So, the last two weeks...

I took off for San Francisco last Saturday and stayed in Union Square at a great little hotel about a mile from the marathon start/finish line.  This little mile figures into our story a bit later.  Sunday morning, I woke up at an ungodly hour, dressed and marched on down.  It was beautiful that morning, a cool and perfect 57 degrees.  San Francisco is such a gorgeous city and this morning as 5,000 runners gathered for the 5k, 1/2 marathon and full marathon, it was just right.

This was my view waiting in the port-a-let line.  Seriously.  That's the Bay Bridge over to Oakland.

The start of the run was idyllic and serene, even with all 5,000 people.  I ran well and felt fantastic.  I snapped this around mile 5.  (For the record, I carry my iPhone when I run, not my DSLR!) 

That is our friend the Golden Gate Bridge.  A few minutes later, I ran over it and then made a loop and came back.  Very, very cool and just as iconic as it sounds.  On the way back across, however, the bridge sprouted tentacles and wrapped them around my ankles.  Or maybe I just tripped over my own foot.  Either way, I took a sprawling wipeout at mile 9.5, scraped chin and palms and knocked the wind out of me.  Mean old bridge.  I recovered in a couple of minutes but kind of lost my running mojo after that.

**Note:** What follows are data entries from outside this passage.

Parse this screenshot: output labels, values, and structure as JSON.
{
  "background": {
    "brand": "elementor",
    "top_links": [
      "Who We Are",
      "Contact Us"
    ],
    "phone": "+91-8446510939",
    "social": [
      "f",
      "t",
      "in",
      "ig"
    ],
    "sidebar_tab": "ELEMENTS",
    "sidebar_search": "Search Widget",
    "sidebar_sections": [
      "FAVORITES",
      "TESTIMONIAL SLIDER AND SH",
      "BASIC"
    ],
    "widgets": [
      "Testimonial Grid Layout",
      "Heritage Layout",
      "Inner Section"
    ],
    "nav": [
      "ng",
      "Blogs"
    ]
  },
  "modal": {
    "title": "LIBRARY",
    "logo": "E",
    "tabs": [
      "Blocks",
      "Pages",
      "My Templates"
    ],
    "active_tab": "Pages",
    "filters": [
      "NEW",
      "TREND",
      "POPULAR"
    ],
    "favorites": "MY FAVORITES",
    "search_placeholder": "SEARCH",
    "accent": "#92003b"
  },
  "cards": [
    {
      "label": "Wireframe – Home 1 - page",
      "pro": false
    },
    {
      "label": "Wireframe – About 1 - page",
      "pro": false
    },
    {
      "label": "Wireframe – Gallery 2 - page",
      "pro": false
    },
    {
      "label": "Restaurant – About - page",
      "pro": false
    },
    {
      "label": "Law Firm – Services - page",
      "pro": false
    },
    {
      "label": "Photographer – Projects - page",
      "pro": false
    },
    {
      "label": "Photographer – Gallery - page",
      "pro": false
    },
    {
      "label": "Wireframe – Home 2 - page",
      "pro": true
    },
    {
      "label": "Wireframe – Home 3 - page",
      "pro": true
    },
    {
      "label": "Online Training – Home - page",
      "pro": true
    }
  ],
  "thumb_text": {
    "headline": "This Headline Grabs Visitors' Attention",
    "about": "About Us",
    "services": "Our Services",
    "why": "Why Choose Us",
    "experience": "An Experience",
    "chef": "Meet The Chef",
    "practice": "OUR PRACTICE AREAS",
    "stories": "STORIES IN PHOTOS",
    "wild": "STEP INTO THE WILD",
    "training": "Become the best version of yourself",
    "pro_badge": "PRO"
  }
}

I kept on a decent (for me) pace for another 5 miles but kept getting slower and slower-- still running-- until mile 20 when it seemed that my whole being began to break down, right down to my soul.  I suppose this is what they call the dreaded "wall" and friends, it was terrible.  The scenery was so beautiful and I was miserable.  

But I kept on and finally finished--still running-- at a depressingly slow pace.  

But I finished!  So I can cross "MARATHON" off my bucket list.  I never have to do that again.  Whew.  And the shirt is really fabulous.

After grabbing one of those weird foil blankets,  I tried to wander back to my hotel.  My phone (with GPS) had died and there was nary a taxi to be found.  They were all taken by the faster, sprightlier marathoners.  I kept getting turned around and lost.  By the time I got a taxi, 40 minutes later, I was only 4 blocks from my hotel but still couldn't find it.  Inside my head was a dark place.  Yikes.  

I showered, ate (read inhaled) some pancakes, got a massage and then took to my bed, where I watched a pay-per-view movie and ordered Chinese food.  Then slept for 13 hours.  

The next morning, I took this picture while waiting for an omelet (you see a theme here? I was hungry!) to say "hi!" to my kids.  I hope my husband didn't actually show it to them because I look about as awful as I felt: swollen, bleary, stiff.  But a marathoner!

After I did a touristy limp through Chinatown, I headed to the Mercy Center in Burlingame, where I spent three days on retreat, doing yoga, writing, praying the offices, and walking the labyrinth.  It was renewing and restful.  Mercy Center is a really lovely place and I highly recommend it for simple retreats.  It is not luxurious but has everything one needs for time to think, rest and pray.  The beds are comfy and quiet, the food is simple and delicious and the grounds are very pretty.  It is in California, which is rather inconvenient for me, but it was just the right thing at the time.